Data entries
-- -- --
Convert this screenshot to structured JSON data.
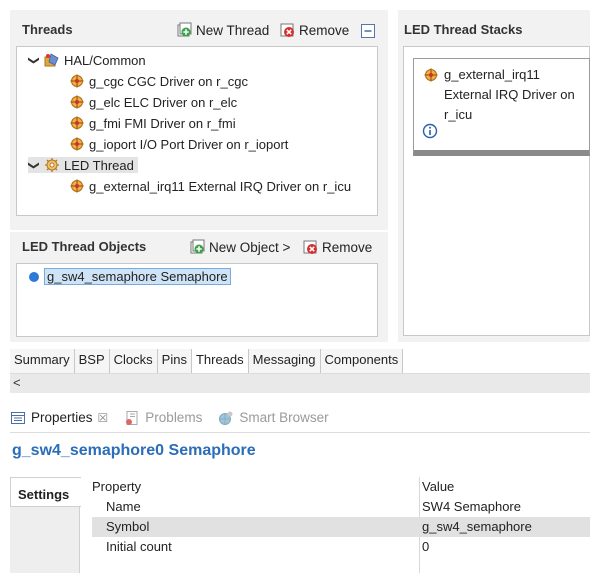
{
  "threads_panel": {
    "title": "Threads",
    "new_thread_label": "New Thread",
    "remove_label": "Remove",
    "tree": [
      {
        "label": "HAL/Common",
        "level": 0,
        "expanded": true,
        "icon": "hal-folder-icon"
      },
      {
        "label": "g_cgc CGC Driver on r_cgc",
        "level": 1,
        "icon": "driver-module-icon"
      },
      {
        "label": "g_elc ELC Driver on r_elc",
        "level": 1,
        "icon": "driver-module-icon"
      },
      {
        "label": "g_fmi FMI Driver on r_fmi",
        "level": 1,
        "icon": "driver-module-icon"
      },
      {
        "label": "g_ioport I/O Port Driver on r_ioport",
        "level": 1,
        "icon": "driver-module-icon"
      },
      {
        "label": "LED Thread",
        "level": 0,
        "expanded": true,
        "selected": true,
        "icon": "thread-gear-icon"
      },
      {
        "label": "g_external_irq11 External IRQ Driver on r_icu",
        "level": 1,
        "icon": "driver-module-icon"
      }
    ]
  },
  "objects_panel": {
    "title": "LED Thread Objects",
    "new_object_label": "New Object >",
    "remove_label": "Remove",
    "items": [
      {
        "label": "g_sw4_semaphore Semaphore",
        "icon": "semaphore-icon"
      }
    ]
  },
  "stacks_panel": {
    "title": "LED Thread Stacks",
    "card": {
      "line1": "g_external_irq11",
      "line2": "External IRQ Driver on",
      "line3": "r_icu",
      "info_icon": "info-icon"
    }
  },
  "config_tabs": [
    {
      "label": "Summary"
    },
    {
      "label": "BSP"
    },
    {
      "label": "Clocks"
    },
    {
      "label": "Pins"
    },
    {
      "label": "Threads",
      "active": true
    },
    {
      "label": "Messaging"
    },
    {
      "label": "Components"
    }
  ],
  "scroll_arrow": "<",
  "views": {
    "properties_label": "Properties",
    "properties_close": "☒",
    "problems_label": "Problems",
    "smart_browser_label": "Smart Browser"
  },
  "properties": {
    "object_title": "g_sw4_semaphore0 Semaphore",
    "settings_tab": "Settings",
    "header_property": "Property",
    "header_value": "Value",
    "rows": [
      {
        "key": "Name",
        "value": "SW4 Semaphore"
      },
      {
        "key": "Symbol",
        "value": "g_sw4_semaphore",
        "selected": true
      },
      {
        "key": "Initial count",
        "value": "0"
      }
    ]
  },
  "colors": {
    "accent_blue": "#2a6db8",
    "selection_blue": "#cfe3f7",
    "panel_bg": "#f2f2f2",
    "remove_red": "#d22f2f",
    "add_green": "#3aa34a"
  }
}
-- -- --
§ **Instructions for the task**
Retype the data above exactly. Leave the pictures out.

§ **Solution for this problem**
Convert this screenshot to structured JSON data.
{
  "threads_panel": {
    "title": "Threads",
    "new_thread_label": "New Thread",
    "remove_label": "Remove",
    "tree": [
      {
        "label": "HAL/Common",
        "level": 0,
        "expanded": true,
        "icon": "hal-folder-icon"
      },
      {
        "label": "g_cgc CGC Driver on r_cgc",
        "level": 1,
        "icon": "driver-module-icon"
      },
      {
        "label": "g_elc ELC Driver on r_elc",
        "level": 1,
        "icon": "driver-module-icon"
      },
      {
        "label": "g_fmi FMI Driver on r_fmi",
        "level": 1,
        "icon": "driver-module-icon"
      },
      {
        "label": "g_ioport I/O Port Driver on r_ioport",
        "level": 1,
        "icon": "driver-module-icon"
      },
      {
        "label": "LED Thread",
        "level": 0,
        "expanded": true,
        "selected": true,
        "icon": "thread-gear-icon"
      },
      {
        "label": "g_external_irq11 External IRQ Driver on r_icu",
        "level": 1,
        "icon": "driver-module-icon"
      }
    ]
  },
  "objects_panel": {
    "title": "LED Thread Objects",
    "new_object_label": "New Object >",
    "remove_label": "Remove",
    "items": [
      {
        "label": "g_sw4_semaphore Semaphore",
        "icon": "semaphore-icon"
      }
    ]
  },
  "stacks_panel": {
    "title": "LED Thread Stacks",
    "card": {
      "line1": "g_external_irq11",
      "line2": "External IRQ Driver on",
      "line3": "r_icu",
      "info_icon": "info-icon"
    }
  },
  "config_tabs": [
    {
      "label": "Summary"
    },
    {
      "label": "BSP"
    },
    {
      "label": "Clocks"
    },
    {
      "label": "Pins"
    },
    {
      "label": "Threads",
      "active": true
    },
    {
      "label": "Messaging"
    },
    {
      "label": "Components"
    }
  ],
  "scroll_arrow": "<",
  "views": {
    "properties_label": "Properties",
    "properties_close": "☒",
    "problems_label": "Problems",
    "smart_browser_label": "Smart Browser"
  },
  "properties": {
    "object_title": "g_sw4_semaphore0 Semaphore",
    "settings_tab": "Settings",
    "header_property": "Property",
    "header_value": "Value",
    "rows": [
      {
        "key": "Name",
        "value": "SW4 Semaphore"
      },
      {
        "key": "Symbol",
        "value": "g_sw4_semaphore",
        "selected": true
      },
      {
        "key": "Initial count",
        "value": "0"
      }
    ]
  },
  "colors": {
    "accent_blue": "#2a6db8",
    "selection_blue": "#cfe3f7",
    "panel_bg": "#f2f2f2",
    "remove_red": "#d22f2f",
    "add_green": "#3aa34a"
  }
}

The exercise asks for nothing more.